Death Tax Planning In Oregon
In 2016, the federal estate tax and federal gift tax exemption is $5.45 million per person and the Oregon inheritance tax exemption is $1.0 million per person. In 2016 a married couple can pass up to $10,900,000 on to their family free of the federal estate taxes and $2,000,000 free of Oregon inheritance tax. The federal tax rate is 40% and the Oregon tax rate is 10%-16%.
Annual Federal Gift Tax Exclusion Could Save You 40% in Gift Tax
In addition, in 2016, you can give any one person up to $14,000 each calendar year and there will be no 40% federal gift tax. Who pays the gift tax? The person making the gift. The federal gift tax is based on the fair market value of the assets transferred. The federal tax exemption is person, so If you have three children or three nieces or nephews you could give $14,000 to each person without paying a gift tax.
What Is Portability And Why Do You Want It?
Starting in 2012, under federal law a deceased spouse estate may make a portability election. The effect of portability is that any unused federal exemption from the estate tax may be transferred to the surviving spouse and used at the time of his or her death. The federal exemption in 2016 is $5.45 million.
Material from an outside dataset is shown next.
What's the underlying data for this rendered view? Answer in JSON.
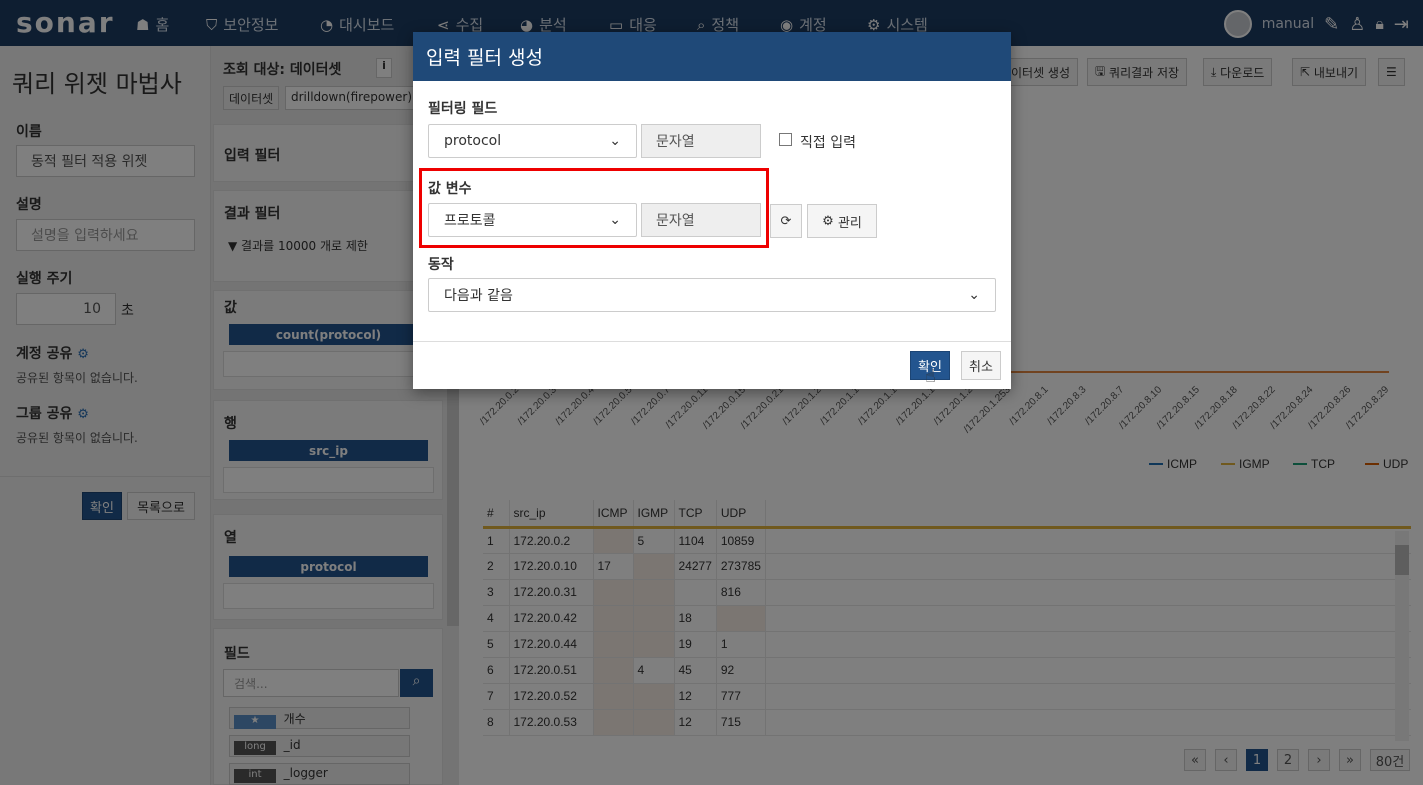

Portability is an option to consider when a married couple’s combined estate value is less than two times the federal exemption or $10.86 million. If your estate has annuities, retirement plans, and a personal residence you might consider portability.
Be sure to ask your estate planning attorney about the different options of planning with portability and without portability. It is not for everyone, but it might apply to you. If it does apply to you, you may need to update your Will or Trust.
A Salem Oregon Estate Tax Attorney that Comes to You
Whether it is your house, work, retirement home, or the local meeting place, I will come to you so you can discuss your estate tax planning in a causal relaxed environment. Most people get nervous in the fancy attorney office and dealing with incapacity, death and tax planning can add to the stress.
Oregonians are busy people. They work long hours, travel a distance to work, are involved with their children’s activities, local organizations, and some are full time homemakers and child care providers. To accommodate your busy schedule, I accept evening and week-end appointments.
My clients come first. I want to make it as easy and convenient for them to take care of their estate planning needs as possible. Going to my clients and scheduling around their schedules makes it a better experience for all involved.
Pick Up the Phone and Call Now
If you do not have a comprehensive estate plan that includes planning for the many taxes that your estate might be subject to, or if you have one and it needs to be evaluated for the impact of changes in the tax law since it was written, then you need to call me, Russ Pike, at 503.888.0952 now to set up a free evaluation with an experienced Salem Oregon Estate Tax Planning attorney to see how your estate plan may be effected under current tax law and learn if tax planning is needed. At your free consultation, I will explain not only the tax laws, but how estate planning works. You will not feel rushed and I will answer all your questions.